Think about this relating to your business. Imagine that your customer could determine how much you’re paid for each encounter with your organization based on the quality of the product and their experience with you. Would you look to find ways to improve the quality of your products and services? Would you try to improve the attitudes and customer service skills of your staff? Would you try to make your processes quick and seamless? Would you try to be better than you are now?

I hope you just said “Yes” 4 times.

For most hospitals, they need to ensure that their staff (clinical and non-clinical) are well-trained in customer service skills, principles, and techniques. They need to ensure that processes are simple and self-evident. They have to create a culture of caring for the customer. They have to hire staff focused on the patient as much as the arm being X-rayed. They have to incent staff to create a great experience and hold them accountable when they don’t. They have to have management who understands how to create a culture of customer service as well as how to model Service Excellence. They have to understand how to redesign customer service processes to be more efficient. They have to communicate smoothly about patient needs and processes. They have to be all about the patient.

If they do these things great, maybe revenues will increase by $700,000; do them poorly, and revenues will drop by $700,000.

Medicare is making it all about the patient. If you’re not in healthcare, thank your lucky stars that you don’t have Medicare.

But still learn this important lesson – make it all about the customer.

Read our New Book – “Ask Yourself…Am I GREAT at Customer Service?” http://www.amigreatat.com/

Listen to our latest podcast episode of “Stepping Up Service” on The MESH Network at http://themesh.tv/stepping-up-service/

Interested in improving your company’s customer service? See more at our new website! http://www.cssamerica.com/


Does Airline Customer Service Stink?

Posted on in Business Advice, World of Customer Service Please leave a comment

If you read about the recent results in the American Customer Satisfaction Index about airlines, you might not be that surprised. Customer satisfaction dropped for the industry with Southwest Airlines continuing to be the highest rated.

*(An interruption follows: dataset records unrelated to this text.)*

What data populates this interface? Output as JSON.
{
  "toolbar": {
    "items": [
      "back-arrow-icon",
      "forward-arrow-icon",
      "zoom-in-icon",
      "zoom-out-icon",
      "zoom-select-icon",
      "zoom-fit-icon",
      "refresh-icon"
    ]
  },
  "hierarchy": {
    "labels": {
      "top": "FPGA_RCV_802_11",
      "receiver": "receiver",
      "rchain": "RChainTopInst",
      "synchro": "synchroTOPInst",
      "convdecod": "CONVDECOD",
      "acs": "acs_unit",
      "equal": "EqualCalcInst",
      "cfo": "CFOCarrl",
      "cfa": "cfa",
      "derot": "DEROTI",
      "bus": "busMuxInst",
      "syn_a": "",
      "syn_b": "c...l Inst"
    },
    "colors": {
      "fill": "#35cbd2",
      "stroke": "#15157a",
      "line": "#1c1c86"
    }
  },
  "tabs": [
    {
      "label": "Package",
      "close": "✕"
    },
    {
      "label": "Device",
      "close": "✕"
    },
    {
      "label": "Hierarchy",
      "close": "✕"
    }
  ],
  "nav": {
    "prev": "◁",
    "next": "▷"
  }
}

I’ve done some flying over the past couple weeks, and the customer service itself doesn’t seem worse to me, but it doesn’t seem better. As former Carolina Panthers football coach John Fox frequently said, “it is what it is.”

The big question is “Why is it allowed to be what it is – simply mediocre?” It was the TSA representative who literally did not say one word to the 30+ passengers for whom I watched her check their tickets against their I.D.’s. It was the flight attendant that wouldn’t reciprocate a smile as I walked by him. It was the congestion of passengers delaying boarding in a poorly designed gate entryway. It was the interminable wait for the “valet” checked luggage in the hot and crowded jetway after the flight.

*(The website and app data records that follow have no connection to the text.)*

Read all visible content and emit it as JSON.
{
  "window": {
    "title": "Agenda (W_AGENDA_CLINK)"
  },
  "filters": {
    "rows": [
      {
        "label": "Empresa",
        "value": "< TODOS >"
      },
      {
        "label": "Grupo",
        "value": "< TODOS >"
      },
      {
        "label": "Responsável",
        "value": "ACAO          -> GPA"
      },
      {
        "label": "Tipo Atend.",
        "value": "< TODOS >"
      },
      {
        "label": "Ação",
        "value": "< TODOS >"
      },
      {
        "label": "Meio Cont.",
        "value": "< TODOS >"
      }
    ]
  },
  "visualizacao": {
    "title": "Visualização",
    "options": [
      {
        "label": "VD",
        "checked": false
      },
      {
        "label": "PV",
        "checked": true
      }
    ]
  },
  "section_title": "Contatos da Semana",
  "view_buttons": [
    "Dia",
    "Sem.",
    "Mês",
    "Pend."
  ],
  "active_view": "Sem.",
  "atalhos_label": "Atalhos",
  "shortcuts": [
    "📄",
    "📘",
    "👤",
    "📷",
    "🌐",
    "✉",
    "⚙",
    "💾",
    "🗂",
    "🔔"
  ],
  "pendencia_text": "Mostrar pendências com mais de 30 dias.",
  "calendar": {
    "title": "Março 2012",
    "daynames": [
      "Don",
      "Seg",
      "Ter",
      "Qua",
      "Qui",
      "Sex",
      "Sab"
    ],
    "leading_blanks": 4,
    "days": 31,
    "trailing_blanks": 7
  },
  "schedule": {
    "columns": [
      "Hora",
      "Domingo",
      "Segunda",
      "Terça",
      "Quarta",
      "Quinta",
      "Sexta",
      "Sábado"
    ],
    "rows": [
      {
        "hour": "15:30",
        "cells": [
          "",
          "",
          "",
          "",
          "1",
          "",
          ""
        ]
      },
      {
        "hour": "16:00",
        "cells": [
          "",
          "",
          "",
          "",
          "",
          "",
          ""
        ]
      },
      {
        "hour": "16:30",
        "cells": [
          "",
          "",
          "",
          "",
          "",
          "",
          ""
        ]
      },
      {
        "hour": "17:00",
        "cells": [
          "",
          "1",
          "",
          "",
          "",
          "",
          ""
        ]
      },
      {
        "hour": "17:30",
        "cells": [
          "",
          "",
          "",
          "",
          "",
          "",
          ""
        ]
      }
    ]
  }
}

On the flipside, I had a great experience with another TSA agent who warmly greeted and still productively processed passengers through the checking of their ticket. There was a flight attendant that went out of her way to ensure a family with small children felt comfortable. There was the self check-in kiosk where an employee gave some support in getting started in what turned out to be a 90-second process with no wait.

The problem is not that there isn’t great customer service in the airline industry. The problem is that it’s not consistently given. It’s too often dependent on which employee you get, on what airline you take, on…luck.

The obvious and correct conclusion, therefore, is that delivering great customer service is not a high priority. If it was, then there would be the intent and the execution to make it happen – consistently.

Make great customer service a priority in your business. Have an intent to make it a part of every aspect of your organization, and then ensure it’s being executed consistently.

Read our New Book – “Ask Yourself…Am I GREAT at Customer Service?” http://www.amigreatat.com/

Interested in improving your company’s customer service? See more at our new website! http://www.cssamerica.com/